Work your way through the crowd of donkeys and half way down Beaulieu's short High Street, the New Forest Activities booking centre organises archery instruction, canoe and kayak trips, and accompanied walks. Our guides Sarah and Mark offer a range of themed walks throughout the year with subjects ranging from general nature walks to specialised autumn fungi forays. Prices depend on group size and requirements, and kingfishers come free but cannot be guaranteed!
Fired up by our forest ramble, we booked bikes too - £18 per day or £10 for half a day. A further £2 will buy you the official cycle map showing approved routes all over the forest, both on and off road. For a gentle round trip of around 5 miles, take the trail beside the Beaulieu river to Buckler's Hard, originally called Montagu Town and still part of the Montagu estate. Ships for Nelson's fleet at Trafalgar were built here, including his favourite HMS Agamemnon, and a visit today is like stepping back into another age.
We found lots to learn in the varied displays of the redesigned Maritime Museum which include 18th century shipbuilding, the record-breaking solo voyage of Sir Francis Chichester, and the role played by the village in the D-Day landings. Stroll the grassy 'street' between the twin rows of red brick cottages, visit a shipbuilder's cottage, and see the tiny wood-panelled chapel.

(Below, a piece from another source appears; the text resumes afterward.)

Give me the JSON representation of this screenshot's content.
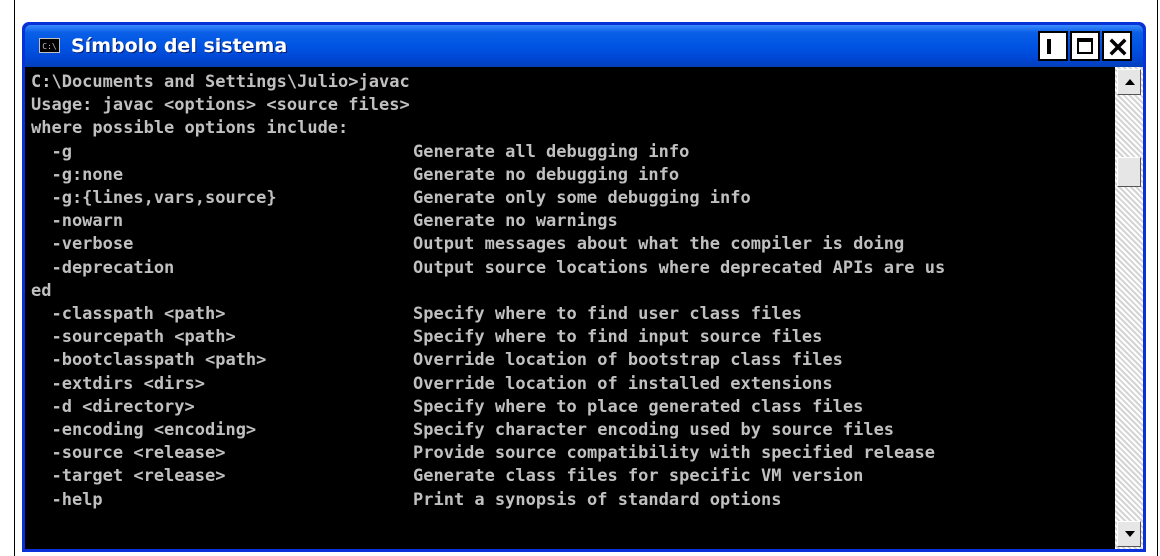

Across the river from Buckler's Hard, Exbury Gardens are a riot of colour from the first spring camellias and azaleas to the maples and dogwoods of autumn, whilst Lepe Country Park facing the Isle of Wight showcases maritime history of a different kind. In June 1944, 6,000 troops left this beach for Normandy as part of Operation Overlord, and with them, huge sections of the floating Mulberry Harbours, built in the Beaulieu estuary. Today, the jetties and reinforcements are still clearly visible along the beach.
Many houses on the Beaulieu estate acted as training centres for agents recruited by the Special Operations Executive during World War II, and their secret work is commemorated in a small but fascinating exhibition in the grounds of the Beaulieu Motor Museum, which this year celebrates its 40th anniversary.
The museum began with five vintage cars displayed in the entrance to Palace House and has grown into a museum that really does have something for everybody. You don't need to be a petrol head to enjoy the gleaming chassis and classic lines of exhibits as varied as the Model T Ford and Formula 1 racing cars, Chitty Chitty Bang Bang and Donald Campbell's Bluebird. Top Gear fans can see the original vehicles – or what's left of them – used in the programme's most ambitious stunts, and enjoy an insight into the team at work in the 'Enormodome' mock studio.
Beaulieu is also celebrating the 50th anniversary this year of the James Bond franchise with a unique exhibition of 50 vehicles from 21 films, including dirt bikes and a tuk tuk taxi, a Rolls Royce Silver Cloud and Bond's famous Aston Martin DB5. All accompanied by atmospheric film clips of the vehicles in action.
And that's not all. Away from the main motor hall, we loved the quiet calm of the ruined Cistercian abbey, the family feel of Palace House, and the beautiful landscaped gardens. In fact visitors to Beaulieu Motor Museum get far more than it says on the tin – just as they do with the New Forest.